I would suggest though that, having been immersed in the Open Source world for so long, they should have expected such a backlash of an almost religious nature and handled this much better. 

The world [not just in libraries] is rapidly moving towards Cloud Computing, Software-as-a-service, hosted solutions  There is bound to be a tension between a community mostly made up of people who develop, and often look after there own local copy of, a software instance, and an organisation that aspires to run a service of the same/similar functionality for many customers on a hosted commercial basis.

Local experience here at Talis tells me that the velocity and pattern of development is very different for SaaS applications and services.  One that does not fit in very well with the traditional process of delivering software both open and closed source. 

Open Source is a valuable contribution that must be fostered, encouraged and promoted because the innovation that it generates is a valuable asset for all of us.  Experience with projects such as Juice and Jangle reinforce this. Nevertheless there are commercial and contractual realities that companies such as LinbLime have to take in to account, which may lead to others questioning their motives as we have seen over the last few days.


The Library 2.0 Gang – the vendors view on OCLC Web-scale

On the Library 2.0 Gang back in May we discussed Cloud Computing, an architecture in which you use your web browser to access your services on computers hosted by your system provider. 

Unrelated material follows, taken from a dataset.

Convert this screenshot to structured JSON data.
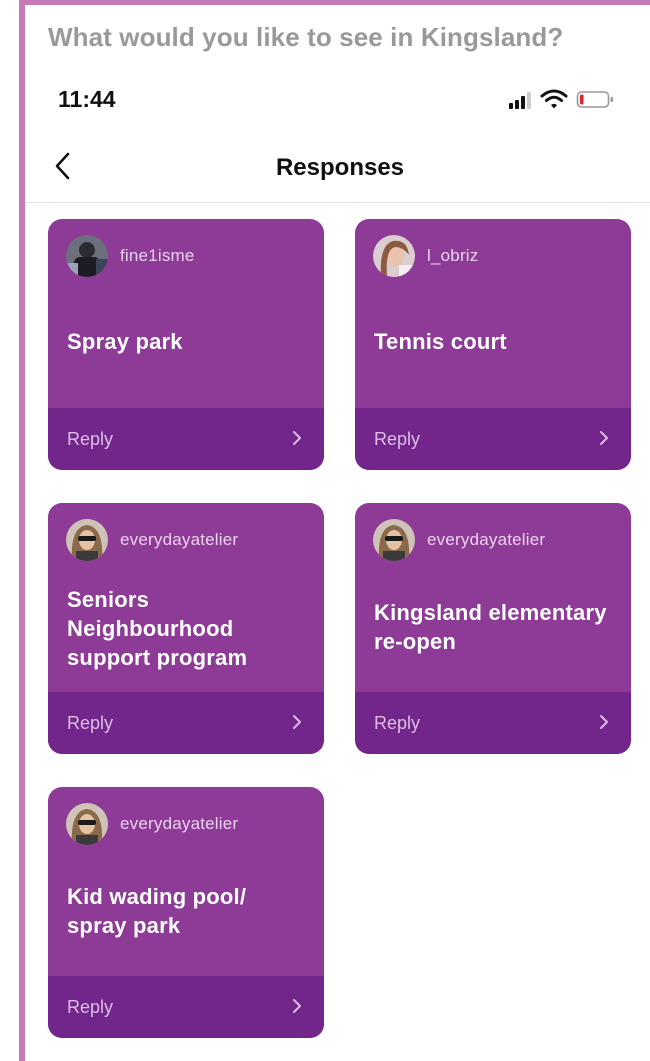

Unlike traditional hosting, where you would expect to identify which system is running your application, cloud services appear as one big application servicing everyone’s needs spread across many computers and often data centres spread around the Internet.  The conversation last month was prompted by OCLC’s announcement they are developing such a service for delivering library services such as circulation, acquisitions, and license management.  The introduction of library services from the cloud, in a market where the vast majority of libraries host their own systems, could be potentially game changing and we speculated on what the reaction of the current suppliers would be.

In an attempt to answer some of that speculation I brought together a gang for the June show consisting of representatives of some of those suppliers – Carl Grant from Ex Libris, Nicole Engard from LibLime who support the Open Source system Koha, and Rob Styles from Talis.  We were joined by a new guest to the show Boris Zetterlund from Scandinavian and now UK supplier Axiell.

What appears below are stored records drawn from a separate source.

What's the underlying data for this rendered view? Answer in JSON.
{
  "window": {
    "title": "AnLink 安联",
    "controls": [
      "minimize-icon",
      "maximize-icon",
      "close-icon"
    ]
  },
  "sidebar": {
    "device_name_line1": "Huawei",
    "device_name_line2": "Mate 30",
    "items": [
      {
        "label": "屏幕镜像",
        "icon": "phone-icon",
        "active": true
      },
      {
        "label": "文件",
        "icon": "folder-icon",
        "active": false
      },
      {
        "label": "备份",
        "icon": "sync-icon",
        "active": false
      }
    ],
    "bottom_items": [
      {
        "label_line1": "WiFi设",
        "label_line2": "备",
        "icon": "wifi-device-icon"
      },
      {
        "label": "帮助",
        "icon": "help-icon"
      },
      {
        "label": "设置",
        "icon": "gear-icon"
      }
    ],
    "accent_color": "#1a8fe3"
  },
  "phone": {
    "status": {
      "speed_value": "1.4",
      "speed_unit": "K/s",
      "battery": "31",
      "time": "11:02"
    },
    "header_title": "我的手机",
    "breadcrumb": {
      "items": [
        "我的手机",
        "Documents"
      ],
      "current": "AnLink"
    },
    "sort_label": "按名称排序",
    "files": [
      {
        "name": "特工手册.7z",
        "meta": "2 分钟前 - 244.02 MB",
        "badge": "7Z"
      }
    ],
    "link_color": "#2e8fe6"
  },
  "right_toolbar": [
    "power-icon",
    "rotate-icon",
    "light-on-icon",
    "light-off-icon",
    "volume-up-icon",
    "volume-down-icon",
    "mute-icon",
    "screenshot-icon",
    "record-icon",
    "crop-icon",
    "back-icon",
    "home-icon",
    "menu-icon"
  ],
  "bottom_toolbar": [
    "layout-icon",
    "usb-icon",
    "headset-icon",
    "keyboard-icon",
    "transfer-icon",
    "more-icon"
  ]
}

Technical issues, potential costs, applicability for smaller libraries, and openness of data & APIs all got an airing in this interesting conversation – have a listen.

What ‘is’ Web-Scale?

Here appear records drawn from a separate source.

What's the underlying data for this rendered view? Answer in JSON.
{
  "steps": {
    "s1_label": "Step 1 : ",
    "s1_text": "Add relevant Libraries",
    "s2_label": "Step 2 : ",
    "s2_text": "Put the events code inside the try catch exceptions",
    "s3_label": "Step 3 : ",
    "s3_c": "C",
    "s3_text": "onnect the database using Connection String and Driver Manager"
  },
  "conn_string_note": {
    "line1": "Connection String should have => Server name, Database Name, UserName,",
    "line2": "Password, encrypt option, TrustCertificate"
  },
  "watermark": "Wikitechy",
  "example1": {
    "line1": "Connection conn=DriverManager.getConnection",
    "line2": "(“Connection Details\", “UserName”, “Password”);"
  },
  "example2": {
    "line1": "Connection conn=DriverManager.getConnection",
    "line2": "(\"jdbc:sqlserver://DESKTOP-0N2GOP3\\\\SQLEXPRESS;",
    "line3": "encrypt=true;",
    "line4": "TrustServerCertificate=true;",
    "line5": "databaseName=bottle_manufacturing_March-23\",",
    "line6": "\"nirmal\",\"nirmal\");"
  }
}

Cloud%003F It will have been difficult to miss OCLC’s recent Cloud Computing announcement.  If you have, the headline is that they say they are building an architecture capable of handling all the transactions of all libraries, meaning that they can add circulation, acquisitions, license management and several other aspects of library management to their WorldCat shared discovery capability.

As you can imagine, all this built upon racks of computers hosted at OCLC’s data centre combining their power to deliver a service to many users at the same time.  A well proven technology as used by Google, Sun, Amazon,, and even here at Talis where the Talis Platform underpins our Engage, Aspire, and Prism products. The rest of the computing world describes this as Software as a Service (SaaS) or Cloud Computing.

For some reason OCLC are determined to come up with their own term – Web-Scale.  OCLC’s Andrew Pace in his recently published Talking with Talis podcast [highly recommended if you want an insight in to this initiative] tries to explain why the library world needs such a term.  The inaugural post on the OCLC Engineering blog, by Mike Teets also goes in to much depth as to what Web-Scale is.

Having read and listen to all this I must admit I’m still unconvinced.  It still sounds like engineering has be brought in, to support the marketing folks’ desire to be different, with technical description.  There are enough confusing terms hijacked by marketeers in the computing and Internet worlds. So I’m sure OCLC will forgive me if I continue to describe their approach as a cloud based software as a service – Cloud Computing.